Utilizing quality measures (QMs) in nursing home ratings has been at the forefront of the Centers for Medicare & Medicaid Services’s efforts to track and encourage quality care within nursing homes across the country. However, this system relies on self-reporting and has the capacity for error when it comes to reported diagnoses. Recently, CMS has noted a possible loophole for nursing facilities when it comes to schizophrenia diagnoses and reporting the usage of antipsychotics among their residents. As a result, CMS is conducting audits of select nursing homes to determine if self-reported numbers are correct, or if unnecessary antipsychotic drugging is being hidden behind schizophrenia diagnoses.
Schizophrenia in Nursing Homes
Comparatively, schizophrenia is one of the rarest mental disorders. On average, schizophrenia affects about 0.3-0.7% of people around the world. That’s only about 21 million people total. However, one in nine nursing home residents has been reportedly diagnosed with schizophrenia. A number that does not sit right with CMS.
“Today, one in nine residents has received a schizophrenia diagnosis. In the general population, the disorder, which has strong genetic roots, afflicts roughly one in 150 people.”Katie Thomas, Robert Gebeloff and Jessica Silver-Greenberg, The New York Times
Most recently, CMS noted that a number of nursing homes have reported schizophrenia diagnoses as well as a low number of antipsychotic prescription. While low antipsychotics use is a good thing, when paired with higher rates of schizophrenia, it is possible that a loophole in the CMS reporting system is being abused. Even worse, it could mean the problem of antipsychotic over-usage has not been solved after all.
The way CMS has set up their QMs rating system does not require facilities to include the use of antipsychotics for schizophrenic patients as part of their overall antipsychotic usage. Steps have been taken to dissuade the use of antipsychotics among nursing home residents, but a recent study found schizophrenia diagnoses have increased exponentially, and seemingly without explanation. The question is then, are nursing homes using schizophrenia as a way to hide their use of antipsychotics?
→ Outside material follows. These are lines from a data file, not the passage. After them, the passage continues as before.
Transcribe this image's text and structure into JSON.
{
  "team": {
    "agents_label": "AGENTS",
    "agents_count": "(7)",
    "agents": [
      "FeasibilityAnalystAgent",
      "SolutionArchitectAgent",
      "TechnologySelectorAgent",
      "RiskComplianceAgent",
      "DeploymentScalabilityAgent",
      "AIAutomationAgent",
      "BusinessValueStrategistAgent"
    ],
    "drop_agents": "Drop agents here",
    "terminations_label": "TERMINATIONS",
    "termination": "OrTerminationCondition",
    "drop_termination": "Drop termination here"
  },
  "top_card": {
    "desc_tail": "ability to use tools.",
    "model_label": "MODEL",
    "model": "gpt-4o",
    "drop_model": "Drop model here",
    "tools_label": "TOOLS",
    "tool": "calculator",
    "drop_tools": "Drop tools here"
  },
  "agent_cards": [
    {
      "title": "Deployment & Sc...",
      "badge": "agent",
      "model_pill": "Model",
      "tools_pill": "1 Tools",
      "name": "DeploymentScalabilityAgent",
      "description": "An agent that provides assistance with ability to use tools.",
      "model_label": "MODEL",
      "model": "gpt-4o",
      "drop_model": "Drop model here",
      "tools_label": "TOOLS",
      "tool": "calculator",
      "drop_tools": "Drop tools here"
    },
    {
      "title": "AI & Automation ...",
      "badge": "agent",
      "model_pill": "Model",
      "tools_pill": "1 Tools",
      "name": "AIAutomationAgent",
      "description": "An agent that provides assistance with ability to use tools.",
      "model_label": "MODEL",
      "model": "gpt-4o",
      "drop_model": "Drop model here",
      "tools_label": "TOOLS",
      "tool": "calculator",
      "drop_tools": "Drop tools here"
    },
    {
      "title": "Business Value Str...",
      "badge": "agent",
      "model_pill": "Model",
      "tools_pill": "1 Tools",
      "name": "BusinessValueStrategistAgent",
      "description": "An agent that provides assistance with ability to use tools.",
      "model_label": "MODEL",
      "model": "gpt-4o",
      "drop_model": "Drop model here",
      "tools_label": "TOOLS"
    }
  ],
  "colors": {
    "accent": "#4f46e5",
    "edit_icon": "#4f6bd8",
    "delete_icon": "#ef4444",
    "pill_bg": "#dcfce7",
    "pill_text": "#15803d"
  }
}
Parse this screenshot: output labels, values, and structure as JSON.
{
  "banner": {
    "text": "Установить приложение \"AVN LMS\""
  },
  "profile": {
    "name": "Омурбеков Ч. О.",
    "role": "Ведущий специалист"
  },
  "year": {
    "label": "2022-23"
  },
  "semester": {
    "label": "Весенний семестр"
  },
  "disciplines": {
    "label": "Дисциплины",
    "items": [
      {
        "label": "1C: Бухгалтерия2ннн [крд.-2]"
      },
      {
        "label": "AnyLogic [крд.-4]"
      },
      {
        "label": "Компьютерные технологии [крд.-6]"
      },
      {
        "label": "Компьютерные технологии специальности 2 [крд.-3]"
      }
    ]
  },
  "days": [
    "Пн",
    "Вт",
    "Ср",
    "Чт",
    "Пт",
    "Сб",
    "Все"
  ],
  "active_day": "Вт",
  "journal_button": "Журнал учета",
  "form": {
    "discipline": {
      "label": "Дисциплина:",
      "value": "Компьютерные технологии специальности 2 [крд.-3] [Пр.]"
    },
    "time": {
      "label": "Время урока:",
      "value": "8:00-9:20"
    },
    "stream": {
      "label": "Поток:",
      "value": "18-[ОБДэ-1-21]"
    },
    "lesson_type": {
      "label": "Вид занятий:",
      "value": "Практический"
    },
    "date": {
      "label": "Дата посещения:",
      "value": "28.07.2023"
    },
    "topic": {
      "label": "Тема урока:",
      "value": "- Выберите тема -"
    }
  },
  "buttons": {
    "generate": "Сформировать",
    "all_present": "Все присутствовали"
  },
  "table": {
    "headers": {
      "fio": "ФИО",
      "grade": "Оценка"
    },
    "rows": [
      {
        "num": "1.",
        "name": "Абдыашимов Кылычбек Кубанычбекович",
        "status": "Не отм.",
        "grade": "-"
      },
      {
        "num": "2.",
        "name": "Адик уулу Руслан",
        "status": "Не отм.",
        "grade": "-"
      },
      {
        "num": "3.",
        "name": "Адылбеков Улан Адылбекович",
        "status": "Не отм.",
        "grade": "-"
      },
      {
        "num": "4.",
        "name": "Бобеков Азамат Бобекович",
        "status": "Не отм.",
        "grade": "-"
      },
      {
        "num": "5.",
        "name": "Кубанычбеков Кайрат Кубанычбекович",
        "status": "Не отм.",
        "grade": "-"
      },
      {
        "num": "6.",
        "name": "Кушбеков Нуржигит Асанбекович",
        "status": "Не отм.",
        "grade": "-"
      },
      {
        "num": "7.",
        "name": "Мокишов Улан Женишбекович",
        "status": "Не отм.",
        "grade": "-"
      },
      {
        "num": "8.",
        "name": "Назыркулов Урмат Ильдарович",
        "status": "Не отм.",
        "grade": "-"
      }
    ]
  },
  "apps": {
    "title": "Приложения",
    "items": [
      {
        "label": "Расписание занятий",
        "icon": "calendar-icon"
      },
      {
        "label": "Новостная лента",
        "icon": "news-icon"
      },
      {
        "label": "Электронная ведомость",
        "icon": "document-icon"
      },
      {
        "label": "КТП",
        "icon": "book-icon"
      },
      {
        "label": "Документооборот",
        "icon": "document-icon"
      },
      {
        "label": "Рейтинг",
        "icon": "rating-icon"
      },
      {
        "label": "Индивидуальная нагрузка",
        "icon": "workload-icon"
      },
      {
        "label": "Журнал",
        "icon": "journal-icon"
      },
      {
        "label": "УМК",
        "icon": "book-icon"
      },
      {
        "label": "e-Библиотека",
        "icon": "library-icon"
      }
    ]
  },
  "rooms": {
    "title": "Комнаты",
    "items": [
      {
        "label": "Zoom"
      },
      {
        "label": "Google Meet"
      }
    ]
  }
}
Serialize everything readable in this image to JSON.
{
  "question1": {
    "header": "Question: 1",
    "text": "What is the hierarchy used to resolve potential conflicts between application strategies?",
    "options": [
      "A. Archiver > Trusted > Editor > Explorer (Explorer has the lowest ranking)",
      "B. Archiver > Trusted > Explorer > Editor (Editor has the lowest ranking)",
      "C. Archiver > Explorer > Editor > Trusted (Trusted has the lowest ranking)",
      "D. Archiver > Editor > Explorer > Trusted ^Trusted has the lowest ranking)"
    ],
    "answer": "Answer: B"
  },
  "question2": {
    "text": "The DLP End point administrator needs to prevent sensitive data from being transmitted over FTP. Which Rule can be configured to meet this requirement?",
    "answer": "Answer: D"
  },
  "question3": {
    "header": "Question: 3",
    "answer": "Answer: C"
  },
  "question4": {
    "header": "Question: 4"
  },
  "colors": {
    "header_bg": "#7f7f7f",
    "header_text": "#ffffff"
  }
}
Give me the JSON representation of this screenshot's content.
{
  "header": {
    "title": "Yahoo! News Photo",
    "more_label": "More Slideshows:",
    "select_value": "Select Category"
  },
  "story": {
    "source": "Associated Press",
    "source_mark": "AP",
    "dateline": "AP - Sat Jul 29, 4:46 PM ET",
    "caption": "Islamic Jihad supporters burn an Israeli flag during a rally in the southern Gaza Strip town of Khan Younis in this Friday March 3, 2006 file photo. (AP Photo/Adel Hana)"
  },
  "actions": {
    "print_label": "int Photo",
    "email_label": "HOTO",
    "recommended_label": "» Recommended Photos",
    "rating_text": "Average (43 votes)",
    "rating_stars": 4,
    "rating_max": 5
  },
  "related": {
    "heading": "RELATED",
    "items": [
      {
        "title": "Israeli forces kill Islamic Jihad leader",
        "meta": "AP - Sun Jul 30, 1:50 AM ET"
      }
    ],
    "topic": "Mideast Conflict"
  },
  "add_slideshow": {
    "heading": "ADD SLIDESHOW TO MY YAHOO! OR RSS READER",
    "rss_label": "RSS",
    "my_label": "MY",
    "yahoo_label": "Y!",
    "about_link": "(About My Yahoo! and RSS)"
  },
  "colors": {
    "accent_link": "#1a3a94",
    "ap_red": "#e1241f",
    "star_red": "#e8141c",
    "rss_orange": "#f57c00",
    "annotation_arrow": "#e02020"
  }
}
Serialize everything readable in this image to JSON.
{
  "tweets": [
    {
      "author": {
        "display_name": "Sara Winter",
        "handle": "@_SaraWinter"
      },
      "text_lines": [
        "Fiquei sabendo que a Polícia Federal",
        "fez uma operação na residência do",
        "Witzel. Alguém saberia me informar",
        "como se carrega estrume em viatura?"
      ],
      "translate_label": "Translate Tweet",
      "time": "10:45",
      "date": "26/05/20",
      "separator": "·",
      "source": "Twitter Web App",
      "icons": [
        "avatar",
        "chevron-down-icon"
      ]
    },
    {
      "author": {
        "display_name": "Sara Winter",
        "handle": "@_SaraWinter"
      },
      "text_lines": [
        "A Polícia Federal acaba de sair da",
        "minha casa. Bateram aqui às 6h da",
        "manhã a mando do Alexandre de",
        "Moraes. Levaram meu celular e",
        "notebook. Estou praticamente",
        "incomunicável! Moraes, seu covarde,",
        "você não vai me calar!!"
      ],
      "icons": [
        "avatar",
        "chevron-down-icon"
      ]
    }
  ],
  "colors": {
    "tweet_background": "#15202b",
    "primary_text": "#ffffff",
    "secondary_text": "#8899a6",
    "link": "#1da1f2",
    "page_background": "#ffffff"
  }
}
In other words, are residents still being unnecessarily chemically restrained?
“From 2015-2019, there was a 194% increase in the number of residents diagnosed with schizophrenia without a corresponding diagnosis before their admission to the nursing home.”The Consumer Voice
According to the official CMS memorandum on the audits, they conducted similar investigations in 2016. These audits were conducted as onsite surveys to investigate erroneous schizophrenia coding that would explain the increase in diagnoses. They found erroneous coding in multiple facilities which has ultimately led to their latest move to audit all facilities. CMS will be looking for the appropriate “documenting, assessing, and coding a diagnosis of schizophrenia in the MDS for residents in a facility.”
Pilot audits already conducted by CMS found inaccurate coding, insufficient diagnostic procedures, and an absence of comprehensive documentation and evaluations. All of this leads CMS to believe that continued antipsychotic use has been masked by schizophrenia diagnoses, resulting in the chemical restraint of hundreds of residents against their will and without proper procedure.
Facilities targeted for auditing will receive notice from CMS as well as instructions. They’re also allowed to ask questions during the audit, and will have a chance to discuss the audit results with CMS at the end. Additionally, any facility found to have inaccuracies will have their quality measures rating adjusted as follows:
• The Overall QM and long stay QM ratings will be downgraded to one star for six months (this drops the facility’s overall star rating by one star).
• The short stay QM rating will be suppressed for six months.
• The long stay antipsychotic QM will be suppressed for 12 months.
Why This Matters
Put simply, this matters because it is a major part of nursing home transparency and quality of care standards. No resident should be subjected to unnecessary chemical restraint via antipsychotics and it is illegal to do so. Residents and their families should be aware of this issue and adamant about receiving proper evaluations and medical advice when it comes to medication, especially antipsychotics. Especially because antipsychotics can lead to the loss of independence, over-sedation, confusion, increased respiratory infections, falls, and strokes. Essentially, the use overuse of antipsychotics is a hidden abuse that nursing homes and care facilities should not get away with.
If you or a loved one has been the victim of nursing home abuse or neglect, call Gharibian Law (877-875-1119) today for a free consultation and the best legal representation.